“The concept of gain sharing took root during the time when the payment systems for hospitals and physicians became misaligned,” explain Wilensky and her coauthors. The creation of the Medicare hospital prospective payment system created “strong incentives for facilities to contain costs to be financially successful, within the flat amount received for each discharge. Conversely, Medicare generally pays physicians a separate fee for each service, which does not create any incentive for containing a physician’s outpatient costs or costs within the hospital.” In this environment, hospitals saw gain sharing as a way to realign physician incentives and respond to “physicians’ complaints that they were being asked to produce the savings but not being offered any of the gains,” according to Wilensky, Billings Clinic CEO Nicholas Wolter, and Maj. Michelle Fisher, the administrator of the Department of Surgery/Department of Anesthesia and Operative Services at the Brooke Army Medical Center.
However, the authors warn that, “if gain sharing were to have a true chance to play a role as a transitional strategy, we think that it is unlikely to be the kind of gain sharing that has occurred recently. These efforts have focused primarily on limited and narrow high-cost technology -- not without value, but too limited to address broader systemic organizational redesign, which might produce more-sustainable approaches to cost reduction and improvements in patient safety and quality.”
The authors lay out a much more far-reaching vision of gain sharing: “When we refer to ‘gain sharing,’ we mean the ability to share savings with physicians that result from the more appropriate use of imaging and testing services; or the careful and appropriate prescribing of therapeutics that use the least-costly appropriate therapy available.” Also appropriate to include in gain-sharing initiatives might be efforts to reduce medication errors; to substitute outpatient services for inpatient services; to introduce disease management techniques, and to improve end-of-life care.
Wilensky and her coauthors cite as a model a demonstration project conducted by the Centers for Medicare and Medicaid Services (then HCFA) in the early 1990s. In that demonstration, initiated when Wilensky was HCFA administrator, four selected hospitals agreed to accept a bundled payment covering Medicare Part A and Part B services for each beneficiary undergoing coronary artery bypass graft surgery.
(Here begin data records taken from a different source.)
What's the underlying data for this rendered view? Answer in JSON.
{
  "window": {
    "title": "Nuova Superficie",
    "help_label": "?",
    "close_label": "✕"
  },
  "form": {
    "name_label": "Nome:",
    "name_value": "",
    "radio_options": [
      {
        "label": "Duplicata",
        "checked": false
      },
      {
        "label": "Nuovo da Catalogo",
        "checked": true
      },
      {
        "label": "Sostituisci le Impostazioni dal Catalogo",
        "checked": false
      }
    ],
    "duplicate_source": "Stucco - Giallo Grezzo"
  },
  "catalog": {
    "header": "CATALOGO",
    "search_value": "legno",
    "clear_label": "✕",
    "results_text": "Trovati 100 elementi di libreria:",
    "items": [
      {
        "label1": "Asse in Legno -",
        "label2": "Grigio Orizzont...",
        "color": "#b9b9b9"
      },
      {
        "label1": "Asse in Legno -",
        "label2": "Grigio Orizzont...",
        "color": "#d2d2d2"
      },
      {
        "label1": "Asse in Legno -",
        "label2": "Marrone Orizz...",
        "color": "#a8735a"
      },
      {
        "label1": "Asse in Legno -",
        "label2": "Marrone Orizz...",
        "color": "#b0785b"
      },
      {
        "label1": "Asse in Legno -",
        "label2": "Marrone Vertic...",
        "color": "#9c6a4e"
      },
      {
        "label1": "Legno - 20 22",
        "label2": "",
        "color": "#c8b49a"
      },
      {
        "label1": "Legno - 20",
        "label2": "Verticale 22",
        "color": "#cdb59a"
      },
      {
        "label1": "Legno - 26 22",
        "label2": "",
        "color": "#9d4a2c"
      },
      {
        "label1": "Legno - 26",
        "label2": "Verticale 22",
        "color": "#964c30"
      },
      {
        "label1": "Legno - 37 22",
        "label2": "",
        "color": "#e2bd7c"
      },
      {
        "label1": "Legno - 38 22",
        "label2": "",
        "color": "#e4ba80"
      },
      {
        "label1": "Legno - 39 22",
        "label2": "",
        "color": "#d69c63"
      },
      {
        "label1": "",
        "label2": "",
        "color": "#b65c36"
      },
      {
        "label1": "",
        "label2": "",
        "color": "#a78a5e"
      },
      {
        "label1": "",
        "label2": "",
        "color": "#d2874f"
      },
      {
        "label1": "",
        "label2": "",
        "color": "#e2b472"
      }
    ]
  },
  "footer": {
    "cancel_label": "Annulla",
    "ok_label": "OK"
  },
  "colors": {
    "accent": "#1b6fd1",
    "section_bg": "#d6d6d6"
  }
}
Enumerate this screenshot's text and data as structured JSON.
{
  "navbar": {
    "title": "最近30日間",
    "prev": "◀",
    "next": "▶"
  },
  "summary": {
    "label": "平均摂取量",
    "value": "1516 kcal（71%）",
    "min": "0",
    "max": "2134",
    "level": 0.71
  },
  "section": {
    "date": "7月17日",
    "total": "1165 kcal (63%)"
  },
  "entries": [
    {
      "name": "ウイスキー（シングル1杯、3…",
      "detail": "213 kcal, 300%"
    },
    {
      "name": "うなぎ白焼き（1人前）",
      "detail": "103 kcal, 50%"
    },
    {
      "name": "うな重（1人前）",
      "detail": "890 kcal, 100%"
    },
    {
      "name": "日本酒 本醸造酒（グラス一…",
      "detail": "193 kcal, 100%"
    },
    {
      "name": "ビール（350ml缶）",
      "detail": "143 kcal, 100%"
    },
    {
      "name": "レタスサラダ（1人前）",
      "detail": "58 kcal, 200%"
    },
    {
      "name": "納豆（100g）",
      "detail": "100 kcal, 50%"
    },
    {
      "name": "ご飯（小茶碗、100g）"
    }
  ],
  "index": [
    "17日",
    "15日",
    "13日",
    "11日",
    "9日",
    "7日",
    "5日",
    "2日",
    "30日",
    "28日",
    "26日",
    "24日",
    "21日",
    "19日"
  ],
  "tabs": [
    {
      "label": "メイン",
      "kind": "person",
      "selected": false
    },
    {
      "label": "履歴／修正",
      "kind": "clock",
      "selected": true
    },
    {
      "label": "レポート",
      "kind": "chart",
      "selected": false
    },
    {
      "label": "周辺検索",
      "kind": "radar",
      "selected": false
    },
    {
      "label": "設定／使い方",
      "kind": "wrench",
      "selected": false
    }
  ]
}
Participating hospitals and physicians were free to apportion the bundled payment in whatever fashion they agreed upon. At two hospitals, the parties chose to “align physicians’ incentives with those of the hospital by implementing gain-sharing programs, resulting in sizable reductions in costs in intensive care, laboratory, routine nursing, and pharmacy services costs.”
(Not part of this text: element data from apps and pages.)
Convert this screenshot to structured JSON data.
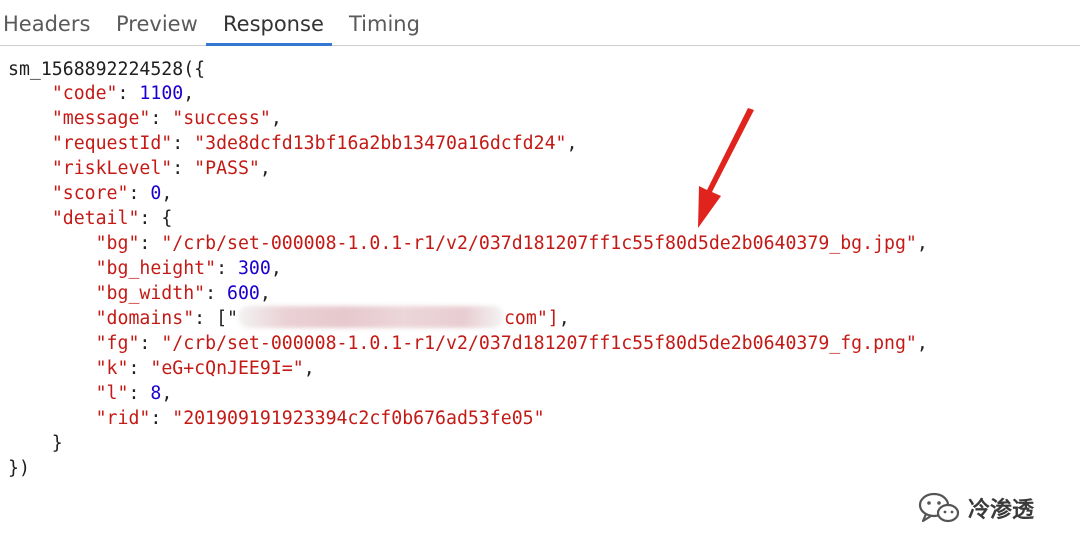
{
  "tabs": [
    {
      "label": "Headers"
    },
    {
      "label": "Preview"
    },
    {
      "label": "Response",
      "active": true
    },
    {
      "label": "Timing"
    }
  ],
  "response": {
    "callback": "sm_1568892224528",
    "code_key": "\"code\"",
    "code_val": "1100",
    "message_key": "\"message\"",
    "message_val": "\"success\"",
    "requestId_key": "\"requestId\"",
    "requestId_val": "\"3de8dcfd13bf16a2bb13470a16dcfd24\"",
    "riskLevel_key": "\"riskLevel\"",
    "riskLevel_val": "\"PASS\"",
    "score_key": "\"score\"",
    "score_val": "0",
    "detail_key": "\"detail\"",
    "bg_key": "\"bg\"",
    "bg_val": "\"/crb/set-000008-1.0.1-r1/v2/037d181207ff1c55f80d5de2b0640379_bg.jpg\"",
    "bg_height_key": "\"bg_height\"",
    "bg_height_val": "300",
    "bg_width_key": "\"bg_width\"",
    "bg_width_val": "600",
    "domains_key": "\"domains\"",
    "domains_open": "[\"",
    "domains_tail": "com\"]",
    "fg_key": "\"fg\"",
    "fg_val": "\"/crb/set-000008-1.0.1-r1/v2/037d181207ff1c55f80d5de2b0640379_fg.png\"",
    "k_key": "\"k\"",
    "k_val": "\"eG+cQnJEE9I=\"",
    "l_key": "\"l\"",
    "l_val": "8",
    "rid_key": "\"rid\"",
    "rid_val": "\"201909191923394c2cf0b676ad53fe05\""
  },
  "watermark": {
    "text": "冷渗透",
    "icon": "wechat-icon"
  },
  "colors": {
    "string": "#c41a16",
    "number": "#1c00cf",
    "accent": "#3478d4",
    "arrow": "#e0231c"
  }
}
The authors recognize that there are several legal barriers standing in the way of the comprehensive gain-sharing initiatives they advocate, and they call for legislative action to eliminate these barriers. In the absence of legislative action, the only available avenue for new gain-sharing efforts will be a six-site Medicare demonstration project slated to run from 1 January 1 2007 through 31 December 2009. Hospitals will receive their regular Medicare reimbursements but will be allowed to pay physicians up to 25 percent of documented cost savings resulting from quality improvements.
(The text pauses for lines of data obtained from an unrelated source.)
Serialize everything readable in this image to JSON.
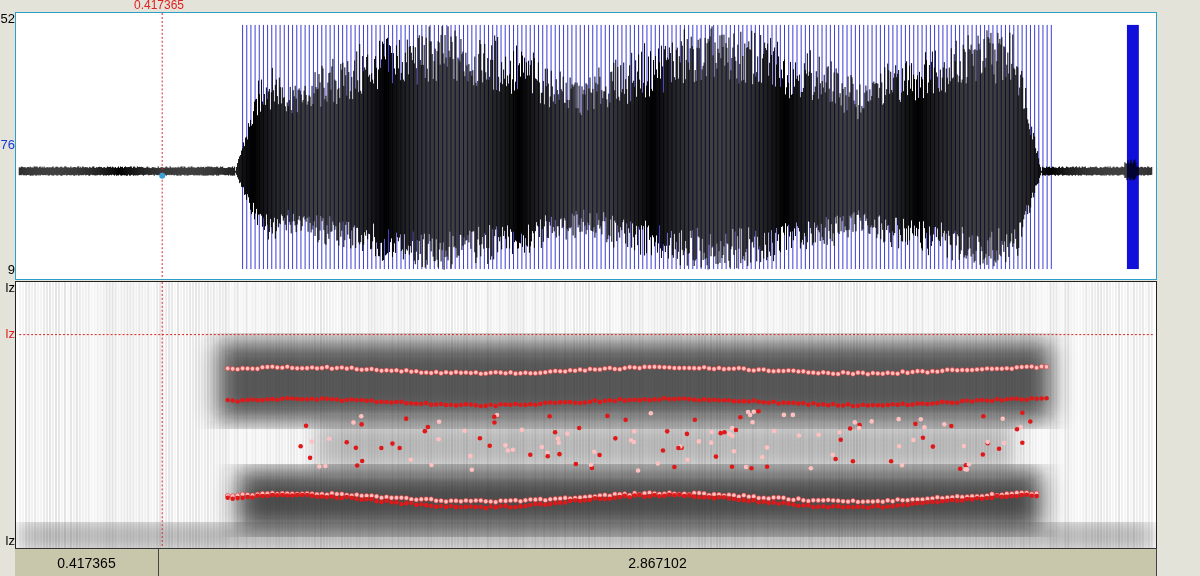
{
  "cursor": {
    "time": "0.417365"
  },
  "waveform": {
    "axis_labels": [
      "52",
      "76",
      "9"
    ]
  },
  "spectrogram": {
    "axis_top": "lz",
    "cursor_label": "lz",
    "axis_bottom": "lz"
  },
  "time_bar": [
    "0.417365",
    "2.867102"
  ]
}
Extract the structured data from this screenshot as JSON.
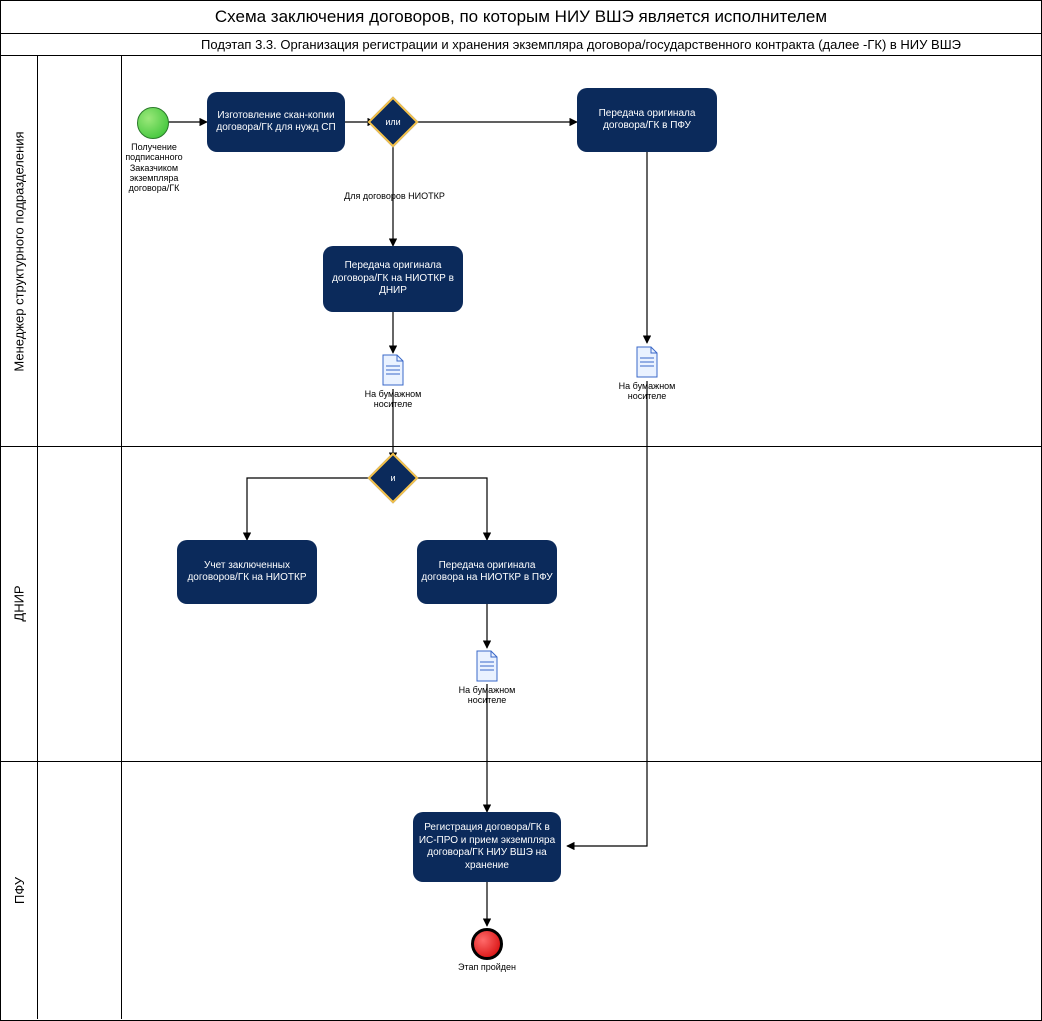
{
  "title": "Схема заключения договоров, по которым НИУ ВШЭ является исполнителем",
  "subtitle": "Подэтап 3.3. Организация регистрации и хранения экземпляра  договора/государственного контракта (далее -ГК) в НИУ ВШЭ",
  "lanes": {
    "lane1": "Менеджер структурного подразделения",
    "lane2": "ДНИР",
    "lane3": "ПФУ"
  },
  "events": {
    "start_label": "Получение подписанного Заказчиком экземпляра договора/ГК",
    "end_label": "Этап пройден"
  },
  "gateways": {
    "g_or": "или",
    "g_and": "и"
  },
  "tasks": {
    "t_scan": "Изготовление скан-копии договора/ГК для нужд СП",
    "t_to_pfu": "Передача оригинала договора/ГК в ПФУ",
    "t_to_dnir": "Передача оригинала договора/ГК на НИОТКР в ДНИР",
    "t_account": "Учет заключенных договоров/ГК на НИОТКР",
    "t_to_pfu2": "Передача оригинала договора на НИОТКР в ПФУ",
    "t_register": "Регистрация договора/ГК в ИС-ПРО и прием экземпляра договора/ГК НИУ ВШЭ на хранение"
  },
  "annotations": {
    "for_niotkr": "Для договоров НИОТКР",
    "paper_medium": "На бумажном носителе"
  }
}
In addition to the three lead articles, package also includes shorter Perspectives by Mayo Clinic president and CEO Denis Cortese and Mayo chief administrative officer Robert Smoldt; Health Futures Inc. president Jeff Goldsmith; and VHA vice president of research Ken Smithson and VHA executive vice president and chief operating officer Stuart Baker.
All of the lead articles and Perspectives can be found at http://content.healthaffairs.org/cgi/content/full/hlthaff.26.1.w31/DC2